2020 is already shaping up to be an eventful year for the new French experimental production duo, having just released another strong track on the Pr. Raoult Secret Weapons compilation for Lyon based net label Comic Sans Records, in addition to hosting their own radio show on Rinse France. Aside from some of their own compositions, their April 2020 debut show on Rinse France features a diverse set of tracks selected from other artists, proving the duo are as capable at totally uninhibited genre-flexible DJ’ing as they are at production. Their latest EP, L.U.C.A, released on experimental French electronic label Santé Records, combines sharp, intricate electronic percussion arrangements with Glass’ signature approach to crafting sounds, resulting in a cohesive four-track release that succeeds both as tools for DJ performance and in a personal music listening context.
The album’s title may be an acronym for the Last Universal Common Ancestor, a concept in anthropology concerned with the identity of the organism with which all current living organisms share a common genetic history, and the extended play flows with an appropriately bio-organic, synthesized feel throughout. The album mix, done by the group themselves, allows the material to strike out to listeners without feeling overcrowded or cluttered with too many elements, as so much music billed by critics as ‘intelligent dance music’ has been guilty of over the years.
L.U.C.A opens with the eponymous title track, a prismatic arrangement of jolts of stabbing percussion interlaced with hyper-pop melodic synthesis, losing itself in a flurry of audio sources before resolving itself into a flowery keyboard hook in the song’s final few minutes. The combination of sharp percussive elements and organic, lush sound craft brings to mind the similarly detailed compositions of veteran sound designer Richard Devine and PAN alumni Objekt, striking a balance between the polyrhythmic snap associated with IDM and a distinct pop ethereality that skips much of the sonic dissonance associated with the genre’s fringe.
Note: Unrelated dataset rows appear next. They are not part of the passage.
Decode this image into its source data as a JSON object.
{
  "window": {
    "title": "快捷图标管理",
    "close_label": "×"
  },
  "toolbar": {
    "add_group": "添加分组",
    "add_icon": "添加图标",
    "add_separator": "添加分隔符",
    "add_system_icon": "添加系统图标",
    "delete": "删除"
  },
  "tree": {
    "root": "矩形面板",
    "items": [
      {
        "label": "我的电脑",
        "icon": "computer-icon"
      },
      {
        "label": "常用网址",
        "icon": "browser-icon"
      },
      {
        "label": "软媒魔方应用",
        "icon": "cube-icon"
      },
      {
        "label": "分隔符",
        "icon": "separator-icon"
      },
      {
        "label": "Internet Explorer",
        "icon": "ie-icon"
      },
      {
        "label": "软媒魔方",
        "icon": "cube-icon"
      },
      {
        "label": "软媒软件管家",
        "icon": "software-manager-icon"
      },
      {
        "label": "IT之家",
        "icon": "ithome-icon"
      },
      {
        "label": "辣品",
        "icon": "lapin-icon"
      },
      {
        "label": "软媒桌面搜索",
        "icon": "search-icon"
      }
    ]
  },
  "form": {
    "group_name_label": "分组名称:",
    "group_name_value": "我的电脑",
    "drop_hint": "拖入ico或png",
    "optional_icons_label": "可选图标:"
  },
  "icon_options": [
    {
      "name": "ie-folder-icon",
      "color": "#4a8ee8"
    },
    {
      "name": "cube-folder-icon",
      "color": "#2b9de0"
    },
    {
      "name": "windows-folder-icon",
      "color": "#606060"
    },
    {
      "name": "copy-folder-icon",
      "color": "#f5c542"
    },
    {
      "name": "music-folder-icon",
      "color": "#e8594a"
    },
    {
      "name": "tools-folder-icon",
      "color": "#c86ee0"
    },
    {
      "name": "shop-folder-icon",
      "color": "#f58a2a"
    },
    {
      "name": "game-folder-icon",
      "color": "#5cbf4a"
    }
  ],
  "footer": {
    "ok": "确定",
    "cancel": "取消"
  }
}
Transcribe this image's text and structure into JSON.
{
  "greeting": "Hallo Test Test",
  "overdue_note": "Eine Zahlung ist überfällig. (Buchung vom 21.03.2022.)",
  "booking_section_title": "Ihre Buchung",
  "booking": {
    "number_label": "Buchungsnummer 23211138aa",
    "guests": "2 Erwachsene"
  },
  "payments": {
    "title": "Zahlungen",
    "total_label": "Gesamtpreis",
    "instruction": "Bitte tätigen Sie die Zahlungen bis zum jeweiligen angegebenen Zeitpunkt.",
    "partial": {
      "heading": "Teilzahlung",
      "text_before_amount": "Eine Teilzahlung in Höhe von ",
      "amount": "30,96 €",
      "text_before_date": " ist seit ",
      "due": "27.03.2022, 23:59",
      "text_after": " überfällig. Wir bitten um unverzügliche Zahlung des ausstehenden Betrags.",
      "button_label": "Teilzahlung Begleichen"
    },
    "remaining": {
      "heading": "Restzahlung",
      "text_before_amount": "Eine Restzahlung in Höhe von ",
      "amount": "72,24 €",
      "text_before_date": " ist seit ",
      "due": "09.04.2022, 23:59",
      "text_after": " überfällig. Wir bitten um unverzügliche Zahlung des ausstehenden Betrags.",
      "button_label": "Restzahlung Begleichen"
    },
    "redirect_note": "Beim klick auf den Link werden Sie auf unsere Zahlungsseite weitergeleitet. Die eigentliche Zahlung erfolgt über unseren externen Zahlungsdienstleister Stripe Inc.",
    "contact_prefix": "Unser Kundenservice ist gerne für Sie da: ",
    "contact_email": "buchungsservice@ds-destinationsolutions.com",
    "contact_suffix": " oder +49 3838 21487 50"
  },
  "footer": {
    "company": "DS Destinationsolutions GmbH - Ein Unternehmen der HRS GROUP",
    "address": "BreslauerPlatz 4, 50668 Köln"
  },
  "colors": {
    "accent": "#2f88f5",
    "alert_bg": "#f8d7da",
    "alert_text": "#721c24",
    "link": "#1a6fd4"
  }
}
The floor crawling tech-rave-romp of “L.U.C.A” and “I Miss The Black” is juxtaposed by the album’s final two sprawling tracks. “Trinity End” is a serene ambient piece that dissolves into future-proof bliss, a contrast to the rhythmic focus of the first two songs, showing Glass’ prowess at approaching minimalist tendencies. The progressively glitched-out voice of Greg Ashley provides the core of the album’s finale “Infinity End”—an ominous monologue of dystopian futures-to-come that veers away from any fleeting notions of ‘good vibes’ suggested by the album’s subtle melodicism. This is hard sci-fi, after all, and the track closes the album accordingly.
L.U.C.A is an exciting and cohesive first release for the young French duo, the first piece in a great musical career to come. Glass’ thoughtful approach to beat-making and textural variety in sonics amongst the four tracks is sure to appease open-minded DJs and fans of left- field electronic music alike. Recommended if you are into the sounds coming out of forward-thinking, dance-influenced contemporary labels like PAN, UIQ, and Hyperdub.
by Adam Piotrowicz.
L.U.C.A is out now on Santé Records. Purchase it here.